Bali bombers: martyrs or monsters?
Did the “Bali bombers” end up as martyrs or monsters? That’s what many must be wondering after the three young men convicted of the Bali nighclub bombings in October 2002 were executed in the dead of the night last weekend in an orange grove on Java.
(Photo: Funeral of bomber Imam Samudra, 11 Nov 2008/Supri)
The run-up to the executions turned into a media circus. The three men from the Jemaah Islamiah group — Imam Samudra, Mukhlas, and Amrozi — were interviewed extensively by domestic and foreign media before they faced a firing squad last Sunday. They were defiant to the end, calling for more attacks like the one they perpetrated that killed 202 people, most of them foreign tourists. They had, in fact, become media celebrities and the public was fascinated with them. But as monsters or martyrs?
Foreign Minister Hasan Wirajuda said the executions should not have been so publicised. “Perhaps that’s the cross we have to bear in an open and democratic Indonesia,” he said, using an interesting metaphor when speaking about Islamists. Thousands of people poured onto the streets for the funerals after the bodies were flown by helicopter to their home towns. People chanted “Goodbye Syuhada (heroes)” and “allahu akbar” as the bodies of Mukhlas and Amrozi were taken to an Islamic boarding school where Jemaah Islamiah’s spiritual leader Abu Bakr Bashir led prayers.
The feared revenge attacks have not taken place, though Australia said it has credible information that militants may be planning some. Jemaah said the Bali attacks were intended to deter foreigners as part of drive to make Indonesia, the world’s most populous Muslim country, part of a larger Islamic caliphate.
(Photo: Protester and poster of bombers, 9 Nov 2008/Beawiharta)
But leaders of the two main Muslim organisations — Nahdlatul Ulama and Muhammadiyah who together account for nearly three-quarters of Indonesia’s 230 million people — know there is very little support for that among the Indonesian people who generally practice a tolerant brand of Islam.

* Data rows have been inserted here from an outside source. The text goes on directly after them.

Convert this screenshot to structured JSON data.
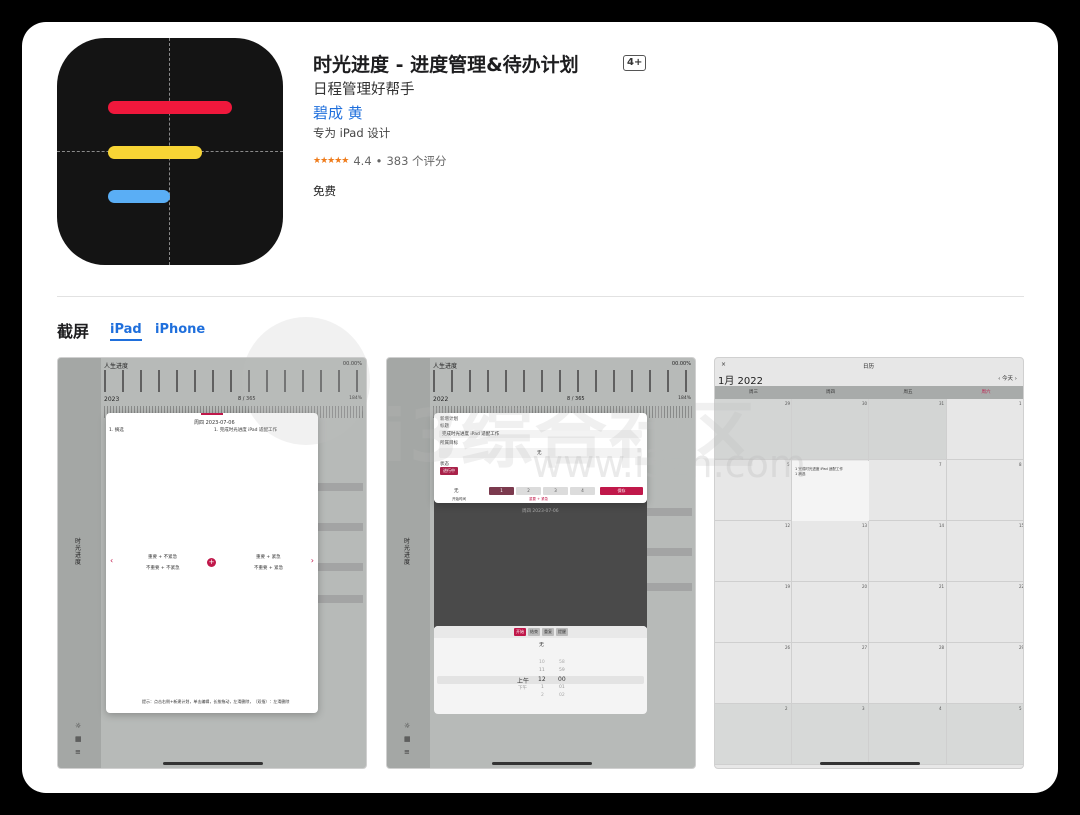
{
  "app": {
    "title": "时光进度 - 进度管理&待办计划",
    "age_badge": "4+",
    "subtitle": "日程管理好帮手",
    "developer": "碧成 黄",
    "designed_for": "专为 iPad 设计",
    "stars": "★★★★★",
    "rating_value": "4.4",
    "rating_count": "383 个评分",
    "price": "免费"
  },
  "icon": {
    "bar_colors": [
      "#f0183c",
      "#f8d535",
      "#5aaef5"
    ]
  },
  "screenshots": {
    "heading": "截屏",
    "tabs": [
      "iPad",
      "iPhone"
    ],
    "selected_tab": "iPad"
  },
  "watermark": {
    "text": "i3综合社区",
    "url": "www.i3zh.com"
  },
  "shot1": {
    "header": "人生进度",
    "percent": "00.00%",
    "year": "2023",
    "days": "8 / 365",
    "day_percent": "184%",
    "modal_title": "周四 2023-07-06",
    "task": "1. 完成时光进度 iPad 适配工作",
    "plan_label": "1. 摘选",
    "sidebar_label": "时光进度",
    "quad_tl_1": "重要 + 不紧急",
    "quad_tl_2": "不重要 + 不紧急",
    "quad_tr_1": "重要 + 紧急",
    "quad_tr_2": "不重要 + 紧急",
    "hint": "提示：点击右侧+新建计划，单击编辑，长按拖动，左滑删除，（双指）：左滑删除"
  },
  "shot2": {
    "header": "人生进度",
    "percent": "00.00%",
    "year": "2022",
    "days": "8 / 365",
    "day_percent": "184%",
    "form_title": "新增计划",
    "field_title_label": "标题",
    "field_title_value": "完成时光进度 iPad 适配工作",
    "field_goal_label": "所属目标",
    "field_goal_value": "无",
    "status_label": "状态",
    "status_value": "进行中",
    "none_label": "无",
    "priority": [
      "1",
      "2",
      "3",
      "4"
    ],
    "save_label": "保存",
    "start_label": "开始时间",
    "important_label": "重要 + 紧急",
    "date_label": "周四 2023-07-06",
    "picker_tabs": [
      "开始",
      "结束",
      "重复",
      "提醒"
    ],
    "picker_title": "无",
    "picker_col1": [
      "上午",
      "下午"
    ],
    "picker_col2": [
      "10",
      "11",
      "12",
      "1",
      "2"
    ],
    "picker_col3": [
      "58",
      "59",
      "00",
      "01",
      "02"
    ],
    "sidebar_label": "时光进度"
  },
  "shot3": {
    "close": "×",
    "title": "日历",
    "month": "1月 2022",
    "nav": "‹ 今天 ›",
    "weekdays": [
      "周三",
      "周四",
      "周五",
      "周六"
    ],
    "event": "1 完成时光进度 iPad 适配工作",
    "event_sub": "1 摘选",
    "row_nums": [
      [
        "29",
        "30",
        "31",
        "1"
      ],
      [
        "5",
        "6",
        "7",
        "8"
      ],
      [
        "12",
        "13",
        "14",
        "15"
      ],
      [
        "19",
        "20",
        "21",
        "22"
      ],
      [
        "26",
        "27",
        "28",
        "29"
      ],
      [
        "2",
        "3",
        "4",
        "5"
      ]
    ]
  }
}
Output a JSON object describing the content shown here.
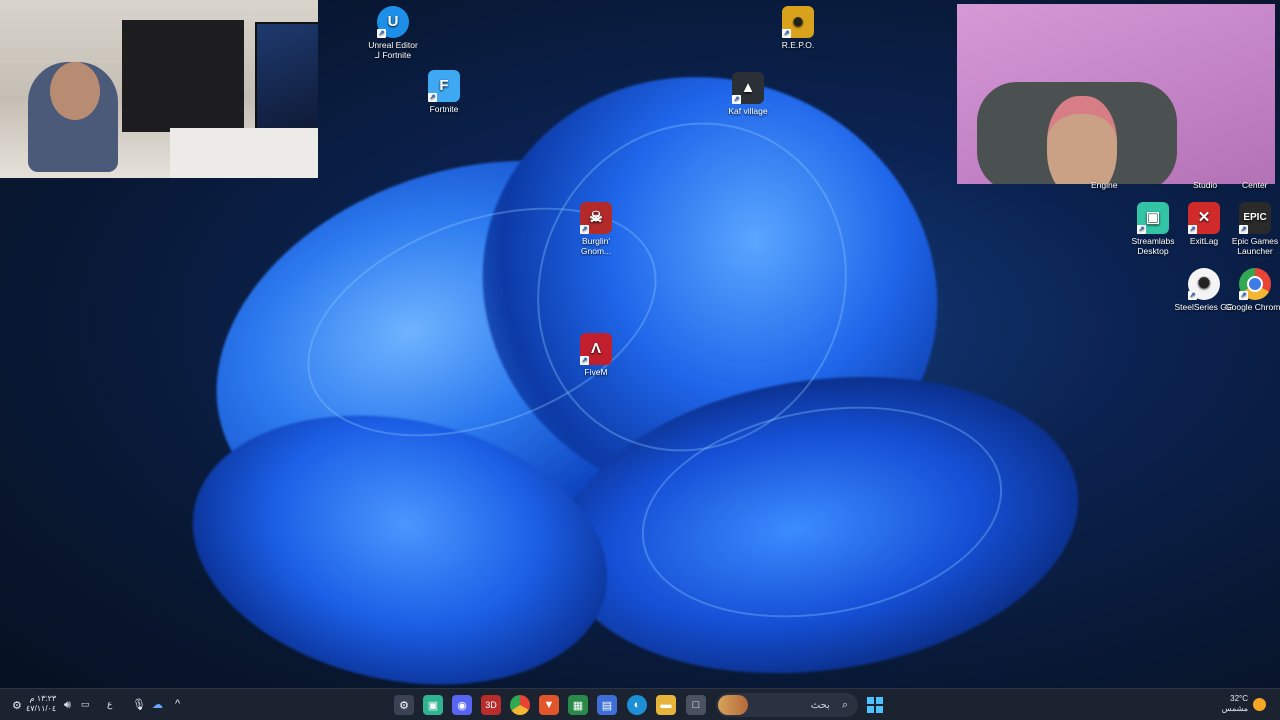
{
  "desktop": {
    "icons": [
      {
        "label": "Unreal Editor\nلـ Fortnite",
        "icon": "unreal-icon",
        "color": "#1e8fe8"
      },
      {
        "label": "Fortnite",
        "icon": "fortnite-icon",
        "color": "#3fa8f2"
      },
      {
        "label": "R.E.P.O.",
        "icon": "repo-icon",
        "color": "#d8a21c"
      },
      {
        "label": "Kaf village",
        "icon": "kaf-village-icon",
        "color": "#2b2f36"
      },
      {
        "label": "Burglin' Gnom...",
        "icon": "burglin-gnomes-icon",
        "color": "#b22a2a"
      },
      {
        "label": "FiveM",
        "icon": "fivem-icon",
        "color": "#c21f2e"
      },
      {
        "label": "Streamlabs Desktop",
        "icon": "streamlabs-icon",
        "color": "#33c3a5"
      },
      {
        "label": "ExitLag",
        "icon": "exitlag-icon",
        "color": "#d12a2a"
      },
      {
        "label": "Epic Games Launcher",
        "icon": "epic-games-icon",
        "color": "#2a2a2a"
      },
      {
        "label": "SteelSeries GG",
        "icon": "steelseries-icon",
        "color": "#f4f4f4"
      },
      {
        "label": "Google Chrome",
        "icon": "chrome-icon",
        "color": "#f2b632"
      }
    ],
    "partial_labels": [
      "Engine",
      "Studio",
      "Center"
    ]
  },
  "taskbar": {
    "search_placeholder": "بحث",
    "apps": [
      {
        "name": "settings-icon",
        "glyph": "⚙",
        "color": "#3a4254"
      },
      {
        "name": "streamlabs-icon",
        "glyph": "▣",
        "color": "#2fb390"
      },
      {
        "name": "discord-icon",
        "glyph": "◉",
        "color": "#5865f2"
      },
      {
        "name": "3d-app-icon",
        "glyph": "3D",
        "color": "#b82c2c"
      },
      {
        "name": "chrome-icon",
        "glyph": "◎",
        "color": "#d9a321"
      },
      {
        "name": "brave-icon",
        "glyph": "▼",
        "color": "#e0562a"
      },
      {
        "name": "app-icon",
        "glyph": "▦",
        "color": "#2a8a4a"
      },
      {
        "name": "store-icon",
        "glyph": "▤",
        "color": "#3d6fd6"
      },
      {
        "name": "edge-icon",
        "glyph": "◐",
        "color": "#1d8fd6"
      },
      {
        "name": "file-explorer-icon",
        "glyph": "▬",
        "color": "#e6b43a"
      },
      {
        "name": "window-icon",
        "glyph": "□",
        "color": "#4a5262"
      }
    ],
    "clock_time": "١٣:٢٣ م",
    "clock_date": "٤٧/١١/٠٤",
    "language": "ع",
    "weather_temp": "32°C",
    "weather_text": "مشمس"
  }
}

“The bombers show a wrong nature of Islam,” Din Syamsuddin, chairman of Muhammadiyah told the Jakarta Post. “The use of violence and attacks cannot be tolerated in our religion. “Glorifying the three Bali bombers as mujahid is a grave mistake. It stems from a delusion that such an honor can be achieved through bombings and shouting ‘Allahu Akbar’ (God is great),” said Masdar F. Mas’udi, deputy chairman of the Nahdlatul Ulama (NU).
The Bali bombers were clearly hoping their executions would give them the status of martyrs. But the classic definition of that in both Christianity and Islam are those who died defending their faith against their persecutors — not waging an unprovoked attack on an unsuspecting population to further a vision of an Islamic caliphat in Southeast Asia.
Will the Bali Bombers go down in Muslim history as heroes or martyrs? Or will they be seen as deluded young men who were induced to commit mass murder in a time of post-911 madness?
Following are some Reuters videos from the funeral and protests against the executions:
Here’s a slideshow of pictures from the bombings to the execution of the bombers.